The call to return to work has come, along with new guidelines, and what may be a lot of worry. Working during a pandemic could leave you feeling a range of emotions from relief to stress. We want to talk about what you can do to stay safe and manage your stress in the event that your office decides to reopen and return to work.
The National safety Council, has recommended some basic guidelines for returning to work, and we think they could go a long way in making returning employees feel a lot calmer:
- The NSC recommends being respectful of other people's boundaries, and we recommend also being respectful to their right to feel worried. While you may not be feeling that overwhelmed, Sussie is, and she’s in the corner wiping down the walls of her cubicle every hour. It’s important to remember other people are reacting to this very differently and everyone has their own coping mechanisms. We think the best course of action is showing patience and understanding toward your coworkers and yourself. The CDC recommends cleaning “high-traffic” surfaces every hour. This includes countertops, doorknobs, toilets, tables, light switches, phones, faucets, sinks, keyboards, and more.
I Had to Put a String Across My Cubicle to Keep People Out.” - The Cut

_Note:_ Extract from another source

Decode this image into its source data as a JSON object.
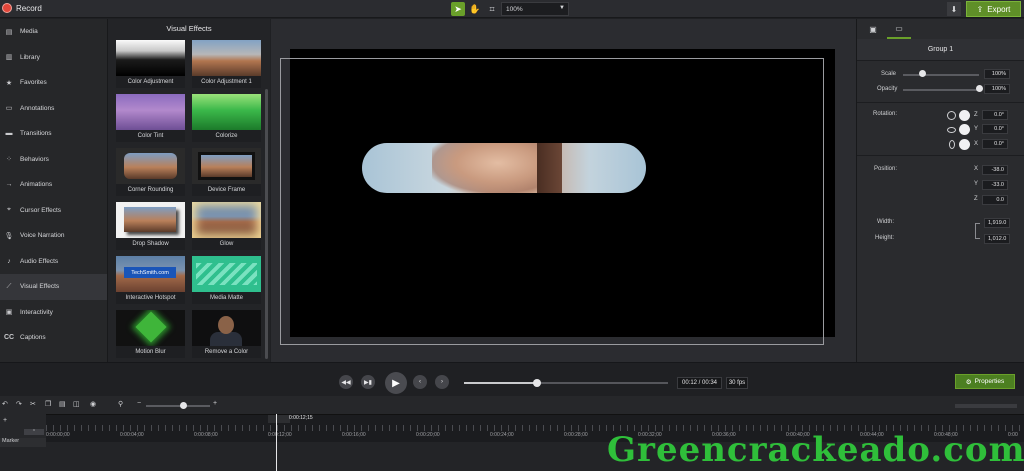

- If you are feeling a little bit like Sussie right now, this next piece of advice could help: establish your personal boundaries with your coworkers. You can give yourself complete and total permission to say, “can I please have a little more space, it really helps relieve the stress I’m feeling about the pandemic. Thank you. I really appreciate your understanding.” Be vocal and let your coworkers know you would like for everyone who speaks to you, to please do so with their masks on. And don’t let the fear of judgement stop you from taking a step back from someone who's gotten too close. Someone with Covid-19 can spread the virus through respiratory droplets produced while talking, says the CDC. Keep distance. Keep Calm. Keep your mask on (properly).
- Initiate a system of peer support. A group chat. A regular, socially distant walk on your lunch break. Making sure to have a system of support can help relieve stress about working during a pandemic; where no one knows what’s going on, and trust me everyone is feeling out-of-sorts. Chances are a lot of people want to talk about it, not just you. YOU’RE NOT ALONE. Try asking a coworker this: "Hi, can we create a group chat where we can just emotion dump every little thing that bothers us through the workday?"
- Being active on your breaks is also a good segue into our next bit of advice: maintain a regular exercise schedule. Exercise in almost any form can act as a stress reliever. Being active can boost your feel-good endorphins and distract you from daily worries, says the Mayo Clinic. If you’ve been working or are just back to work, maintaining an exercise regime might just be the perfect way to wrap up what could’ve been a stressful day. Like the coworker two seats away, who wouldn’t stop sneezing and you don’t want to be rude and ask if it’s corona or allergies. Try taking a run. Soak in the tub afterwards if you’d like, and decompress. Also make sure to get a good night's sleep. The American Psychological Association says “Adults who sleep fewer than eight hours a night report higher stress levels than those who sleep at least eight hours a night.”
Staying active and getting sleep are going to be the best tools for any pandemic worker to combat the daily stressors. And while they seem simple, and you already know the benefits, enforcing healthy lifestyle habits will go a lot further than any short-term relief during a pandemic. Remember it’s all about boundaries, respect, and diligence and we can get through anything.
BCRX Content Writer, Klarrisa Arafa